• WHAT IS BEING ASKED:
Copy each line containing "Fishing" from the listing below.

• DATA EXCERPTS:

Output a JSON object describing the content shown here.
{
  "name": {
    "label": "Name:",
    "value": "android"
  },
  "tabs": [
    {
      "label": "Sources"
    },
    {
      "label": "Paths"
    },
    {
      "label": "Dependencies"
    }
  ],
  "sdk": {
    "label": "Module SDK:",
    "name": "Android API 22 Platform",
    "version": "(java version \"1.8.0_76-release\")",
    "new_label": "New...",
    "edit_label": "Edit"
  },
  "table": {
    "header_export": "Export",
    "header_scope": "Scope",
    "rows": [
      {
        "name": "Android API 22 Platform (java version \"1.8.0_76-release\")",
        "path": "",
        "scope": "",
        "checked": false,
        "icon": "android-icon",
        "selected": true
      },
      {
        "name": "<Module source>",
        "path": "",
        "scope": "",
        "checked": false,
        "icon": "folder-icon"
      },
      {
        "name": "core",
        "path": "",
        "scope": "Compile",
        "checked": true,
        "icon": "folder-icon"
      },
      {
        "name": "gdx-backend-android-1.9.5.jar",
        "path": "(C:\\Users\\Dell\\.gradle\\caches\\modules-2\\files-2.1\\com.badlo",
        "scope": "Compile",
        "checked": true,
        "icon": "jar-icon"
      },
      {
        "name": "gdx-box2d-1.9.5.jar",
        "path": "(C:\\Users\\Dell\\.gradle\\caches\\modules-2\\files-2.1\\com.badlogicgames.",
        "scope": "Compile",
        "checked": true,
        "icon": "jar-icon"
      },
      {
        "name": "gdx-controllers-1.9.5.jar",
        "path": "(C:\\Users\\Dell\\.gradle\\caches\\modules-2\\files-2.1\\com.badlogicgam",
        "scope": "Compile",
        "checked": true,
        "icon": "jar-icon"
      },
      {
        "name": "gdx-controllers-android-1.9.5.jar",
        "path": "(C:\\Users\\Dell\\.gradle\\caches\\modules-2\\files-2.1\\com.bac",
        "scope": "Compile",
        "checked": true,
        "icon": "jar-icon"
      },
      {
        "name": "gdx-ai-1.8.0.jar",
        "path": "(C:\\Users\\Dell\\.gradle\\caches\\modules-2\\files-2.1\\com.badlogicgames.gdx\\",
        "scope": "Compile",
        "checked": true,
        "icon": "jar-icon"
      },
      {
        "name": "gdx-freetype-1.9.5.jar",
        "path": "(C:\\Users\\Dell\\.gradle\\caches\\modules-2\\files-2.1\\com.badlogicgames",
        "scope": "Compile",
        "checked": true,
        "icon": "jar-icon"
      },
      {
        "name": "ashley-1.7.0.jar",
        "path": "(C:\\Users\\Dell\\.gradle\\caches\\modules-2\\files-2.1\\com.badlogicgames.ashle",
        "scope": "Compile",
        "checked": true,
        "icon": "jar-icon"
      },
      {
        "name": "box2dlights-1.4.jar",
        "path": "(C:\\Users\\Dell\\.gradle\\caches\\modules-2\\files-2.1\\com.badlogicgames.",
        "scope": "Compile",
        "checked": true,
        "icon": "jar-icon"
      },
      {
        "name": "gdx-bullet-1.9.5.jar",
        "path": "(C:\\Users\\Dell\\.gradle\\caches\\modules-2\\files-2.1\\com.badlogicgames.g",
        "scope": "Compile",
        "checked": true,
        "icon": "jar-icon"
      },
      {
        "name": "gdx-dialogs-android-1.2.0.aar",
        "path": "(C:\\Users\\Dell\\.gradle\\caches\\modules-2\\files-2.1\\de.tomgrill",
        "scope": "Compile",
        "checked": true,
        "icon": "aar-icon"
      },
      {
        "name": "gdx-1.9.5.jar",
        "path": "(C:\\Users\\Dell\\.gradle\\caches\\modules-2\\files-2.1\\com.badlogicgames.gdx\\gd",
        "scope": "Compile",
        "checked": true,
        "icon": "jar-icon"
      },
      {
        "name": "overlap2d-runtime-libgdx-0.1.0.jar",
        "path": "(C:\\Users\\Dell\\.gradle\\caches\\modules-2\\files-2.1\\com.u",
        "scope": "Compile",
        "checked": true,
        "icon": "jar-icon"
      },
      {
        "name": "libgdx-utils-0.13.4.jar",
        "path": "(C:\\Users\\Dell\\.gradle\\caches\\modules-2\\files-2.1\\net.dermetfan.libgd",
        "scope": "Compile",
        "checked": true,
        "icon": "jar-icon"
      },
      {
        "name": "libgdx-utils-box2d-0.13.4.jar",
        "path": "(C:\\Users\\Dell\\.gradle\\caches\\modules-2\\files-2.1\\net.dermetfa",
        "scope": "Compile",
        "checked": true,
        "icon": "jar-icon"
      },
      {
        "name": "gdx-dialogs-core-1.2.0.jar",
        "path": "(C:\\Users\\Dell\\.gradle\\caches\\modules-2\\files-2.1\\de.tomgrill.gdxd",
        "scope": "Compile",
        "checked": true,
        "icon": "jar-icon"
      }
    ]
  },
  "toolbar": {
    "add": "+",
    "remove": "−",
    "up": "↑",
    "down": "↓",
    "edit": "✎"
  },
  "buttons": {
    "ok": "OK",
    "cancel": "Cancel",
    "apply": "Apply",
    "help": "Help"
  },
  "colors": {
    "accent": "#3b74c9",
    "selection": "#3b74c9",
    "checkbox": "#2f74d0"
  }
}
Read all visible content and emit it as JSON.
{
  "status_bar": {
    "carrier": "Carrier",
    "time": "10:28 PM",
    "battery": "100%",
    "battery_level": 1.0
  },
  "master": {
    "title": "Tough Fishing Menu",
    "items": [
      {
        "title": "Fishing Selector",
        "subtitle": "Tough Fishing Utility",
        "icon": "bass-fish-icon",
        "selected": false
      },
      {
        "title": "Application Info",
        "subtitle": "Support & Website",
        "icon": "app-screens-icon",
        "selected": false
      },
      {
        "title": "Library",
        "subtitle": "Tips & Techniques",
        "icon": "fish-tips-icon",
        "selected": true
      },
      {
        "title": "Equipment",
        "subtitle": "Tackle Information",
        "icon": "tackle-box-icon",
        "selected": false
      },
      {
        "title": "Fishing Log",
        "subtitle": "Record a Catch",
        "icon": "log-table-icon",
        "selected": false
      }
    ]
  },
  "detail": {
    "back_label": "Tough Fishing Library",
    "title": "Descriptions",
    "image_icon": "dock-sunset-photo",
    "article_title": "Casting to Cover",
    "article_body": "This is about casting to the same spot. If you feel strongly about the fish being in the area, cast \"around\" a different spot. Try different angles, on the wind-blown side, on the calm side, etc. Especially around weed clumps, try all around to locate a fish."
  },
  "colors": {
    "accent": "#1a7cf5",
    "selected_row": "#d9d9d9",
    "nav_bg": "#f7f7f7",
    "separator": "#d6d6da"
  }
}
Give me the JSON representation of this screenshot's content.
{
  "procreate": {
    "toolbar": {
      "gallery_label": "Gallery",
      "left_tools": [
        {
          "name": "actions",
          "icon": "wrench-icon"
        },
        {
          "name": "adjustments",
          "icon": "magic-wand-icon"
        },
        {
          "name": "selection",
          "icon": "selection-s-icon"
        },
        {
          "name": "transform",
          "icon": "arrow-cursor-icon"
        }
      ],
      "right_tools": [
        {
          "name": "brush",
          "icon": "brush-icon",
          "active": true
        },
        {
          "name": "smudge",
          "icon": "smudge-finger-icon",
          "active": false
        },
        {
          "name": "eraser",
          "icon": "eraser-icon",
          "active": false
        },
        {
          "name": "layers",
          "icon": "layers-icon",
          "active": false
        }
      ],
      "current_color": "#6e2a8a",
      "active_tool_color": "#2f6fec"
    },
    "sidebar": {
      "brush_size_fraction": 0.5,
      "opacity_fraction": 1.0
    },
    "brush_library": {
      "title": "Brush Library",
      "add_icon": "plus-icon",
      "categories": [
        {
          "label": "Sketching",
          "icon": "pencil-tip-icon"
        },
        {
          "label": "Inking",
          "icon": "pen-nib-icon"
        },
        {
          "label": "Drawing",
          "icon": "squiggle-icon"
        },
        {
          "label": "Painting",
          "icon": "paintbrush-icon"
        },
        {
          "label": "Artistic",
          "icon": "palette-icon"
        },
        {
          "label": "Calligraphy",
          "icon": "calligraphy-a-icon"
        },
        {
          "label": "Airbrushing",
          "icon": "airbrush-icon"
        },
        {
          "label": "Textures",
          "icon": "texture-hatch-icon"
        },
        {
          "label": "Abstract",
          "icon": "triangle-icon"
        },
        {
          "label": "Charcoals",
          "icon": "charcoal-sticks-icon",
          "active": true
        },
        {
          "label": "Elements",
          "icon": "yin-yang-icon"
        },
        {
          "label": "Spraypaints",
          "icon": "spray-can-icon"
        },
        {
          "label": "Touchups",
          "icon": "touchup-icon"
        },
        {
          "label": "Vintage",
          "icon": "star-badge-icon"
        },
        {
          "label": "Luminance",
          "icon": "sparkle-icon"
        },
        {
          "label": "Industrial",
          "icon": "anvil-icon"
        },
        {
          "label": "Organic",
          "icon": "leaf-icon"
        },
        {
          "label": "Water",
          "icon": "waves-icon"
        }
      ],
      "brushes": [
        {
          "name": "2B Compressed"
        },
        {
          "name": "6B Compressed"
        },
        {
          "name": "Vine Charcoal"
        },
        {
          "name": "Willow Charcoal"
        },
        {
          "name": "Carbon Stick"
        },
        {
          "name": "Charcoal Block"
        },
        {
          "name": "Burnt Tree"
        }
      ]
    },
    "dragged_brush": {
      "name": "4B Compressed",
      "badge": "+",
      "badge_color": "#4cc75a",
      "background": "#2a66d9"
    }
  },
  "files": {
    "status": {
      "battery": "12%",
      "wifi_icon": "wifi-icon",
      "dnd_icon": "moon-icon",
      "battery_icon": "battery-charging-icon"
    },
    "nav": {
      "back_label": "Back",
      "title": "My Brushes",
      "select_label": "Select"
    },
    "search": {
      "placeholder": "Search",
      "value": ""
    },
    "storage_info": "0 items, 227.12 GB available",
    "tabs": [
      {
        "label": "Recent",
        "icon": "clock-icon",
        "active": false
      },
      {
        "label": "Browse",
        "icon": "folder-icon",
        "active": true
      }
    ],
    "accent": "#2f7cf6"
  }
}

• OUTPUT OF THE TASK:
    "title": "Tough Fishing Menu",
        "title": "Fishing Selector",
        "subtitle": "Tough Fishing Utility",
        "title": "Fishing Log",
    "back_label": "Tough Fishing Library",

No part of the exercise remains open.